## What to produce
Which of the lines in the listing that follows hold "nAirport"? Pull each one out.

○ ○ ○ ○ ○

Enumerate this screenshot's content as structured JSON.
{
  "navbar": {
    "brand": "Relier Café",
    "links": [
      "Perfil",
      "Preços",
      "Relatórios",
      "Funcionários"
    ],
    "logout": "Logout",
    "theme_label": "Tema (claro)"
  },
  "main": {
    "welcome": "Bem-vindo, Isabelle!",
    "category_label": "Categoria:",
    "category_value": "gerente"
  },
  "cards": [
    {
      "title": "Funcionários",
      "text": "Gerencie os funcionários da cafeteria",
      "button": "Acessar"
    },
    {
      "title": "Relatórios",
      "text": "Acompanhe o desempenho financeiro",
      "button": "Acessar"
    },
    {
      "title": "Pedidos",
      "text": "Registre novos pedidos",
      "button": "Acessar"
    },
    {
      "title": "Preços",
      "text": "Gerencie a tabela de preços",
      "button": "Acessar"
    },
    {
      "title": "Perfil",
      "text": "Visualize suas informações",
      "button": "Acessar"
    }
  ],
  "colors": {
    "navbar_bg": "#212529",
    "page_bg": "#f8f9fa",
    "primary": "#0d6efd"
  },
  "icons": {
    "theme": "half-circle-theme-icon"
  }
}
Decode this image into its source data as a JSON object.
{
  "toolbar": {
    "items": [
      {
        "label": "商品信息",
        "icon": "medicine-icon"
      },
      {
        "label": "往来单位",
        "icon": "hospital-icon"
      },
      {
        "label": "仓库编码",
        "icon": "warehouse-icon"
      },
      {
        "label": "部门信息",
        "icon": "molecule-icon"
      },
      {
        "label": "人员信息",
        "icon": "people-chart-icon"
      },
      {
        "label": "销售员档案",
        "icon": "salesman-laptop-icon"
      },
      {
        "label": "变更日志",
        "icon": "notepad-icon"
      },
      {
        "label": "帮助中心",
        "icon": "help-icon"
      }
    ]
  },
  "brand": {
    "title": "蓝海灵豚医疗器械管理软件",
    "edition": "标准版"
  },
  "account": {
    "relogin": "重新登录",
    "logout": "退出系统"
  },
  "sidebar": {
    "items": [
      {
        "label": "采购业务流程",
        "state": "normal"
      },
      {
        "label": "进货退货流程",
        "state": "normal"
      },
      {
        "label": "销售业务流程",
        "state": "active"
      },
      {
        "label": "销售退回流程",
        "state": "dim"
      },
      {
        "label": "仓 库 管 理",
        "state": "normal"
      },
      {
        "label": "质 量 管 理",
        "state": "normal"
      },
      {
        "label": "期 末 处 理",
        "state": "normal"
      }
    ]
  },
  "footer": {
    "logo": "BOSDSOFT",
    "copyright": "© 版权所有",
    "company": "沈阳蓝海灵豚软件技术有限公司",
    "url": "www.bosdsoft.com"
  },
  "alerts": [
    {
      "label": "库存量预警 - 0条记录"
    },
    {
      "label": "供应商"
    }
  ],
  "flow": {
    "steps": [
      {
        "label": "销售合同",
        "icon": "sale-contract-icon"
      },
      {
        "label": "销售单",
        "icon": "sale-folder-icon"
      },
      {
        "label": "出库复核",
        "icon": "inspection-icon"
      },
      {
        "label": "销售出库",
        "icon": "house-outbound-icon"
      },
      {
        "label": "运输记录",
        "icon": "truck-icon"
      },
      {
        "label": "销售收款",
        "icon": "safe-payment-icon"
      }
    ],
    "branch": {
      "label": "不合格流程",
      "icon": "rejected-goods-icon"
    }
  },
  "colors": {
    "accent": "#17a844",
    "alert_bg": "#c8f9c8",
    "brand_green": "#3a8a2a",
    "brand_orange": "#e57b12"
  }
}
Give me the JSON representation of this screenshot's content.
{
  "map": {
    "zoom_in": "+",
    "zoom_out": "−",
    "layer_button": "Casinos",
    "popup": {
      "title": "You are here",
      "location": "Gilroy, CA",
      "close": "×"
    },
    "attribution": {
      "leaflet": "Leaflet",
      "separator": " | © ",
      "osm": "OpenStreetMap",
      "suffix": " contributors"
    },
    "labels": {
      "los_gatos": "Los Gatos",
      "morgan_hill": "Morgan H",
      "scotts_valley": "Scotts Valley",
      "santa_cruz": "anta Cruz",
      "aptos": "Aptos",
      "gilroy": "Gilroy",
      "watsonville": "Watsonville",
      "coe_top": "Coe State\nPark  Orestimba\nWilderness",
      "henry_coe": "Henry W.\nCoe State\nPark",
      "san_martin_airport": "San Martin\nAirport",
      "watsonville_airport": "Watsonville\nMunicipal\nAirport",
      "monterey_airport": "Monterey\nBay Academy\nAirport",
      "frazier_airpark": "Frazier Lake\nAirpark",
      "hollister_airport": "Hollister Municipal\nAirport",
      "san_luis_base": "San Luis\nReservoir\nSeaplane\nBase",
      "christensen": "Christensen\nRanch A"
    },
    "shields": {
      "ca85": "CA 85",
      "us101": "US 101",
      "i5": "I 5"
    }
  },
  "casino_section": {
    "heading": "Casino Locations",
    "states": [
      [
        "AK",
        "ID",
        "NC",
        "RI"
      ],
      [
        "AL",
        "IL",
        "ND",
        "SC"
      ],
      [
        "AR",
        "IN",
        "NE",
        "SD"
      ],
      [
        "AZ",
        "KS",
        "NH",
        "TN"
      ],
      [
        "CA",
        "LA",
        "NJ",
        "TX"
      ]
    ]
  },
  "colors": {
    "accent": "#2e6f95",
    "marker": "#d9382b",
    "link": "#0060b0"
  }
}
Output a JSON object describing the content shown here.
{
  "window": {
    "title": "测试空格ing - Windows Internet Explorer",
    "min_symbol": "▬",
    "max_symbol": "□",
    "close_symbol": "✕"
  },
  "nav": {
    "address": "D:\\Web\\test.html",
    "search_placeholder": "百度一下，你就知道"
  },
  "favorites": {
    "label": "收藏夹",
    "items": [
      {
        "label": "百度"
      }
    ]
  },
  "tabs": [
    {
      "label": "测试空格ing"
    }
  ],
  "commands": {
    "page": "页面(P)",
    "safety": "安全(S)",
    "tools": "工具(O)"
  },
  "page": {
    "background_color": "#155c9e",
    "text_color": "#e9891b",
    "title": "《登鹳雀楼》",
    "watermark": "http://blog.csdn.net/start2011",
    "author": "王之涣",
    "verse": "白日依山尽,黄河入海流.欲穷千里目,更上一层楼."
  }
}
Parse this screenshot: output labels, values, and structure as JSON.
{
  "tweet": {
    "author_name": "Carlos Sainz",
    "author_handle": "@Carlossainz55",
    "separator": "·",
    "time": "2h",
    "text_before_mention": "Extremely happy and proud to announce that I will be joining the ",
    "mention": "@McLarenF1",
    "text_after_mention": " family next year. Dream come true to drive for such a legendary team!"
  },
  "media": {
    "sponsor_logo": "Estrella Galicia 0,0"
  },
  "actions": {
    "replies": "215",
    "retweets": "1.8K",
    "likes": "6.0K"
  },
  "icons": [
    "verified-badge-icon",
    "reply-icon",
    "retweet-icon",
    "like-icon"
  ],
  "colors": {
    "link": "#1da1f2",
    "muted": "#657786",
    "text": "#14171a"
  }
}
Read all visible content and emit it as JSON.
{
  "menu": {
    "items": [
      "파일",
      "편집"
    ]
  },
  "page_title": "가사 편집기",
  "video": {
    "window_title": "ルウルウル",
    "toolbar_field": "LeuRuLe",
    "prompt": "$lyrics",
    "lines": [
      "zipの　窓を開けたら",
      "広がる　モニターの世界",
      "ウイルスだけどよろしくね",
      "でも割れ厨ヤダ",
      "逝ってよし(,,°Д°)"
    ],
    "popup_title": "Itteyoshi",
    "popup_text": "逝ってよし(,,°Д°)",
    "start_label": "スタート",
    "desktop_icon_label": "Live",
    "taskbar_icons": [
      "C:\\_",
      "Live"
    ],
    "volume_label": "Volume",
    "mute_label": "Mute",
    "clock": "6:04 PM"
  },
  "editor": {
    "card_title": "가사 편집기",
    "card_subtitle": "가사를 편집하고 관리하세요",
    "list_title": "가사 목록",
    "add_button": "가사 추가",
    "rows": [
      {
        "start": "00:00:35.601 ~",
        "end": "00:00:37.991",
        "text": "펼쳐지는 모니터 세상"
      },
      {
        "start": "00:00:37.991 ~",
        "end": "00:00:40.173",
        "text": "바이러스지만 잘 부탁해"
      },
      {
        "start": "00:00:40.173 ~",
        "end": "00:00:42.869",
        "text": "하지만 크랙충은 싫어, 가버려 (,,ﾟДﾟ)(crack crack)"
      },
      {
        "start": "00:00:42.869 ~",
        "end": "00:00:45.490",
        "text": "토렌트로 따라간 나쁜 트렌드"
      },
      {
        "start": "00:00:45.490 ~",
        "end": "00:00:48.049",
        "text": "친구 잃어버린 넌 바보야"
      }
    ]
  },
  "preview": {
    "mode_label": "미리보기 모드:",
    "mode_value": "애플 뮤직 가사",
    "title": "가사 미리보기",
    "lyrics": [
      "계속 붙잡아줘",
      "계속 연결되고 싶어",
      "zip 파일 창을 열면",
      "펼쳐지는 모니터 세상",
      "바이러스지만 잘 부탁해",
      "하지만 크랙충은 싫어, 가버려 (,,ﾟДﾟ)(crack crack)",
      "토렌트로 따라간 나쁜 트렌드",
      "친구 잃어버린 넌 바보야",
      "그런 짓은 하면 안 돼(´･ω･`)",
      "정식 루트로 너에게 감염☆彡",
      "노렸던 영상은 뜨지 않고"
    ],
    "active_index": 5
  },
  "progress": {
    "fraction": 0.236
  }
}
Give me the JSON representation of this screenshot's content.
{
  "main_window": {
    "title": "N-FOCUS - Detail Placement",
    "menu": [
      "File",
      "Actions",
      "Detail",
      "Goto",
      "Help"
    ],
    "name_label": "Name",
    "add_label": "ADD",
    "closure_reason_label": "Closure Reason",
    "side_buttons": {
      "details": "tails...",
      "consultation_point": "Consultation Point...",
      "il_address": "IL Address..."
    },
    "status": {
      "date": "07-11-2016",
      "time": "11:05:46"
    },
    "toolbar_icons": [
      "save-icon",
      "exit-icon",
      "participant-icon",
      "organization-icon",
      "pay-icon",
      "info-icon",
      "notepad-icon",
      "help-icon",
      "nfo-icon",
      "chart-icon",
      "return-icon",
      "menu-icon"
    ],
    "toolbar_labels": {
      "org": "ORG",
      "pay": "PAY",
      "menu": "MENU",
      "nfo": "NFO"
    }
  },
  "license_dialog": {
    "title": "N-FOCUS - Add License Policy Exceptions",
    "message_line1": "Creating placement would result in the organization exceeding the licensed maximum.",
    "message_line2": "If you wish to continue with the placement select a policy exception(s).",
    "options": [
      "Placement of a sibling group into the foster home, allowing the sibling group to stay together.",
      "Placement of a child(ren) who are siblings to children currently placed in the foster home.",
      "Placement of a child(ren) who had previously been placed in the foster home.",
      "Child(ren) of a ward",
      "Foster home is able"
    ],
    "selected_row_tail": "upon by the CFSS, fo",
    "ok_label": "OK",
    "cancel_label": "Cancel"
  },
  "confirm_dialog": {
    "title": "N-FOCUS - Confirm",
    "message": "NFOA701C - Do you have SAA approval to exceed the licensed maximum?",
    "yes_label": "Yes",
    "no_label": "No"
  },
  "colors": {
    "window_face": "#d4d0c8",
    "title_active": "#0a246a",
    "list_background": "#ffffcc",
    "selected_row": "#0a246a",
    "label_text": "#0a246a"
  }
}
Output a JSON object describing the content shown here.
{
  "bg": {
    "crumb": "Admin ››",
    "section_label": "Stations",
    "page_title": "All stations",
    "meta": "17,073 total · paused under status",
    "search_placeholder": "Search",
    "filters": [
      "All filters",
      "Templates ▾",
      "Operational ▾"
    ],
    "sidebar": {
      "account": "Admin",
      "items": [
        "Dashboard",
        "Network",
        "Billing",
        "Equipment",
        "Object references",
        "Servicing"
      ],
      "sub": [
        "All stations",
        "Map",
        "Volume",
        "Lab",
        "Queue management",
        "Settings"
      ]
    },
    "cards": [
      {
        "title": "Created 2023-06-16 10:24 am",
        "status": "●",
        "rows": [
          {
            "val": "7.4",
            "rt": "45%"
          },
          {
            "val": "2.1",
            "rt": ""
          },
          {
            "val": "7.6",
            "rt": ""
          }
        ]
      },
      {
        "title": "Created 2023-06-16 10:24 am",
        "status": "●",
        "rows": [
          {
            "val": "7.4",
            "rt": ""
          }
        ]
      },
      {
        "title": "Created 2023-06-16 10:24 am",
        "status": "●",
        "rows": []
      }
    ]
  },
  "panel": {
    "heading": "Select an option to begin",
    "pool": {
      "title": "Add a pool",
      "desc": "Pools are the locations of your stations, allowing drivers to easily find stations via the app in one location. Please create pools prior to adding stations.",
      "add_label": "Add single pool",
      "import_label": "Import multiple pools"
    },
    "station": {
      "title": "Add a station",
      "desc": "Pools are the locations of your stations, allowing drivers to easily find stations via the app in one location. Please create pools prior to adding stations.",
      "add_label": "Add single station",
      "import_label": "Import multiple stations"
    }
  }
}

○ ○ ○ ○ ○

## Answer to the exercise
      "san_martin_airport": "San Martin\nAirport",
      "watsonville_airport": "Watsonville\nMunicipal\nAirport",
      "monterey_airport": "Monterey\nBay Academy\nAirport",
      "hollister_airport": "Hollister Municipal\nAirport",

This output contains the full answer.